## DATA FOR PROCESSING:
====

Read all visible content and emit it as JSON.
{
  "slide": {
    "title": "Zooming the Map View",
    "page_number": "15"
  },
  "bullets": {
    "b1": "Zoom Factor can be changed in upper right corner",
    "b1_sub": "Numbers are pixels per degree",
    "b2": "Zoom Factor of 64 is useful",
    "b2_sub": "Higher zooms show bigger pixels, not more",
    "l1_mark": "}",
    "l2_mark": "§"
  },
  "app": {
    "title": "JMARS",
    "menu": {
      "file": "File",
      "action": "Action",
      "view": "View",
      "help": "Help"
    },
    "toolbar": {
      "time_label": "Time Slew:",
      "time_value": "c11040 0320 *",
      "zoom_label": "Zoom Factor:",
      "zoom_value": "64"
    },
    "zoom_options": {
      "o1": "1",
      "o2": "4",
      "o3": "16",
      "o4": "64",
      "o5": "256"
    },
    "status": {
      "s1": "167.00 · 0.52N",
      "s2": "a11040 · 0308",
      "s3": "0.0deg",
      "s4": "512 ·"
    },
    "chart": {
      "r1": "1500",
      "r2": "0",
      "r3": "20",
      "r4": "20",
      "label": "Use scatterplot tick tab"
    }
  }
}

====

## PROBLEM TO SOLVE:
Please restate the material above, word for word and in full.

## ANSWER TO THE PROBLEM:
Read all visible content and emit it as JSON.
{
  "slide": {
    "title": "Zooming the Map View",
    "page_number": "15"
  },
  "bullets": {
    "b1": "Zoom Factor can be changed in upper right corner",
    "b1_sub": "Numbers are pixels per degree",
    "b2": "Zoom Factor of 64 is useful",
    "b2_sub": "Higher zooms show bigger pixels, not more",
    "l1_mark": "}",
    "l2_mark": "§"
  },
  "app": {
    "title": "JMARS",
    "menu": {
      "file": "File",
      "action": "Action",
      "view": "View",
      "help": "Help"
    },
    "toolbar": {
      "time_label": "Time Slew:",
      "time_value": "c11040 0320 *",
      "zoom_label": "Zoom Factor:",
      "zoom_value": "64"
    },
    "zoom_options": {
      "o1": "1",
      "o2": "4",
      "o3": "16",
      "o4": "64",
      "o5": "256"
    },
    "status": {
      "s1": "167.00 · 0.52N",
      "s2": "a11040 · 0308",
      "s3": "0.0deg",
      "s4": "512 ·"
    },
    "chart": {
      "r1": "1500",
      "r2": "0",
      "r3": "20",
      "r4": "20",
      "label": "Use scatterplot tick tab"
    }
  }
}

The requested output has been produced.